__WHAT TO DO__: Wherever a line holds the word "Online", copy that line from the data.
_ _ _ _
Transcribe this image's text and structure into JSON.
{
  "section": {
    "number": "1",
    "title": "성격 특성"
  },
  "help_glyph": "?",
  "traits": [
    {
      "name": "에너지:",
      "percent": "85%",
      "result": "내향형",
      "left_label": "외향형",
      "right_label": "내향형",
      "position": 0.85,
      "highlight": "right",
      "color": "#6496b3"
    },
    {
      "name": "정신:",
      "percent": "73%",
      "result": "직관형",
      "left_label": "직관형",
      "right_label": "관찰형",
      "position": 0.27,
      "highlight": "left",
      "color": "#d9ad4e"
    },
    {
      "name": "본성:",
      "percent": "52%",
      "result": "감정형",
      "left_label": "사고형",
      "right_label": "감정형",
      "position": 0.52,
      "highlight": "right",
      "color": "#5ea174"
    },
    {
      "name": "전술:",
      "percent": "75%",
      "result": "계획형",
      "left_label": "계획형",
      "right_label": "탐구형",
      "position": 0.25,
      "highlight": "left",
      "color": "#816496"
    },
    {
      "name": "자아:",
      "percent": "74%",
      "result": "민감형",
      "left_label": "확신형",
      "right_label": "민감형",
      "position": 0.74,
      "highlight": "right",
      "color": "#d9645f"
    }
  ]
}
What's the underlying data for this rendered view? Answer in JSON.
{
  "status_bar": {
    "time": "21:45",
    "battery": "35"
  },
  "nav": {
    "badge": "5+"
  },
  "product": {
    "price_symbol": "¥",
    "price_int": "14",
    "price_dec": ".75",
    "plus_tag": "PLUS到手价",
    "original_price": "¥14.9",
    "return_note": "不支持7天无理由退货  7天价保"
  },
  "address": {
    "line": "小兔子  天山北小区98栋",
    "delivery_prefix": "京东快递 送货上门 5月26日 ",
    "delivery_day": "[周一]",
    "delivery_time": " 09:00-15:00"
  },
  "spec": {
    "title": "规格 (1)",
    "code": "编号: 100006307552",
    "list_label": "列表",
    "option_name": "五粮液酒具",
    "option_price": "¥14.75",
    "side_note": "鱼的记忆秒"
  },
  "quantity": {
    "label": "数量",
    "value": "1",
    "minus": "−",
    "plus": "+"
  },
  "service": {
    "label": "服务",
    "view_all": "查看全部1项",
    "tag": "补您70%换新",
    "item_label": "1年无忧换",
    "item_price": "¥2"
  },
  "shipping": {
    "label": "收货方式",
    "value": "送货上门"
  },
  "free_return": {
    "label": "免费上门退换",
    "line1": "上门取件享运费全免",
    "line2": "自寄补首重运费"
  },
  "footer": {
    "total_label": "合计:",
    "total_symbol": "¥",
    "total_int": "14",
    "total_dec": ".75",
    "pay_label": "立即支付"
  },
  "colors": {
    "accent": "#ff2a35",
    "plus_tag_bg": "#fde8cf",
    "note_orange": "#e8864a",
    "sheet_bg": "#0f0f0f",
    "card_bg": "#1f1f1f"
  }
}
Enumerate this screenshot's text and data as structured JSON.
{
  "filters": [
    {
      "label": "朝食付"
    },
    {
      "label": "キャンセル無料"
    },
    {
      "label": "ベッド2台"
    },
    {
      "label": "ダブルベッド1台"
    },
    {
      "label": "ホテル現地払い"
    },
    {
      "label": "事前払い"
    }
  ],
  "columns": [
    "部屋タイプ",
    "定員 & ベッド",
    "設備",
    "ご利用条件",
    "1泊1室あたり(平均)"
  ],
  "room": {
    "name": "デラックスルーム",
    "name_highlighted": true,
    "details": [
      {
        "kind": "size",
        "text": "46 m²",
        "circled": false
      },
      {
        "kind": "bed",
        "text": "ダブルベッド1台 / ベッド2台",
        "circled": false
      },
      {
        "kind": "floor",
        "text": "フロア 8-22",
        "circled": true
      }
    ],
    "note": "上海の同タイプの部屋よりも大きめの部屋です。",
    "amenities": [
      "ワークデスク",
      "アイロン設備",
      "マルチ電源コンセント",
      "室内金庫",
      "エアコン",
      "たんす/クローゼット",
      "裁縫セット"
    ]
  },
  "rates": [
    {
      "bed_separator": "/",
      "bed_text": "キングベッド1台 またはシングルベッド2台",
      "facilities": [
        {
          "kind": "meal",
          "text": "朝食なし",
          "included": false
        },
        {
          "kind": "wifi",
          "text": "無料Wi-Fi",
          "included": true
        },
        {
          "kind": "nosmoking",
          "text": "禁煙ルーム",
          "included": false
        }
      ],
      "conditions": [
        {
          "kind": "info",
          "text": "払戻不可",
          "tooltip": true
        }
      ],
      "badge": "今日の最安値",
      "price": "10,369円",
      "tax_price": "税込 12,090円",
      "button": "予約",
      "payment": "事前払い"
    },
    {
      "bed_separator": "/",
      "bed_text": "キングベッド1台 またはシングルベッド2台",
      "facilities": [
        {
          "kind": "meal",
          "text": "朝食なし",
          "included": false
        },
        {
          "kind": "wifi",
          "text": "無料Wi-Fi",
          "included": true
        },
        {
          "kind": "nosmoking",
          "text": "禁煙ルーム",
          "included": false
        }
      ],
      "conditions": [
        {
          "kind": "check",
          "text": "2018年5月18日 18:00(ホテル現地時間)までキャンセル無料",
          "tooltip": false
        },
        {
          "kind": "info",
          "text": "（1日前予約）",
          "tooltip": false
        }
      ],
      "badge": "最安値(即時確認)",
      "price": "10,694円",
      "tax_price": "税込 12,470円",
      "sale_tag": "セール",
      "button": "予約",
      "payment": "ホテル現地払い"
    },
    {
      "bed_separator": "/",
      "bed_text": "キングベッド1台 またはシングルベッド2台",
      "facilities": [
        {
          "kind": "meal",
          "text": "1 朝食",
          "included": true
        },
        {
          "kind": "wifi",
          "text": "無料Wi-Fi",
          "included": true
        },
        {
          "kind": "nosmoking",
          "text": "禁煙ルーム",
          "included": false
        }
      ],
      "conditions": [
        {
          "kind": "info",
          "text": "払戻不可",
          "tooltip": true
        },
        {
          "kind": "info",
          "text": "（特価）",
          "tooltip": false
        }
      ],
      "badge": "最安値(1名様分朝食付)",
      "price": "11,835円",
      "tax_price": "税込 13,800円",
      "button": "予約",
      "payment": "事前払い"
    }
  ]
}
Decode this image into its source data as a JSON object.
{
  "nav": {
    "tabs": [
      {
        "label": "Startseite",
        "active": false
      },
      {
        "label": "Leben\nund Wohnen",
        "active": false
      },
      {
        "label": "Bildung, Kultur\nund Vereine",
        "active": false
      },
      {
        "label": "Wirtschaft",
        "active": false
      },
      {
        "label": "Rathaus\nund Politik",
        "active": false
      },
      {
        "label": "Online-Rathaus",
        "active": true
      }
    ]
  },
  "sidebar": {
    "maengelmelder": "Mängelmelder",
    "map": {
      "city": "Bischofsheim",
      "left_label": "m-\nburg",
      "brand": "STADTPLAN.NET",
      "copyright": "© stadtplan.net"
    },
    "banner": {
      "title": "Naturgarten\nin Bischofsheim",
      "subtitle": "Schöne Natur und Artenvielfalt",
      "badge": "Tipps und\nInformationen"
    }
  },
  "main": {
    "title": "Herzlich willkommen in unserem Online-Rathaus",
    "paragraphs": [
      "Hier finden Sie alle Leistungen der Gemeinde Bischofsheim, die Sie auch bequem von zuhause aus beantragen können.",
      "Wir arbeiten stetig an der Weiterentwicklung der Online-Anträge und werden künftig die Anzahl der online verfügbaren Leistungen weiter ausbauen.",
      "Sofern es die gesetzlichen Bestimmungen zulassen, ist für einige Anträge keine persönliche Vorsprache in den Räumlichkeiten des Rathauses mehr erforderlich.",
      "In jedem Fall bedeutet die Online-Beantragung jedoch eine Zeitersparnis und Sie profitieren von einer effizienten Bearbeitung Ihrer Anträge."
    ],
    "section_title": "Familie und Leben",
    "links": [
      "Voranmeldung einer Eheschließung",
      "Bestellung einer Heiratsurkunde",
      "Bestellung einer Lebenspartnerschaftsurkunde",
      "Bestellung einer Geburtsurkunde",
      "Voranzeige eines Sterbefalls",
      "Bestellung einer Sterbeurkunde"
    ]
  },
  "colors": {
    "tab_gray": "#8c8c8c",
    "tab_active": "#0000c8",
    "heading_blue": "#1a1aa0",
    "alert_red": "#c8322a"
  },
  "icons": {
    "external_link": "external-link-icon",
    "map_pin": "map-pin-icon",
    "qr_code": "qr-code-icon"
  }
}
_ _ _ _
__RESULT OF THIS TASK__:
        "label": "Online-Rathaus",
    "title": "Herzlich willkommen in unserem Online-Rathaus",
      "Wir arbeiten stetig an der Weiterentwicklung der Online-Anträge und werden künftig die Anzahl der online verfügbaren Leistungen weiter ausbauen.",
      "In jedem Fall bedeutet die Online-Beantragung jedoch eine Zeitersparnis und Sie profitieren von einer effizienten Bearbeitung Ihrer Anträge."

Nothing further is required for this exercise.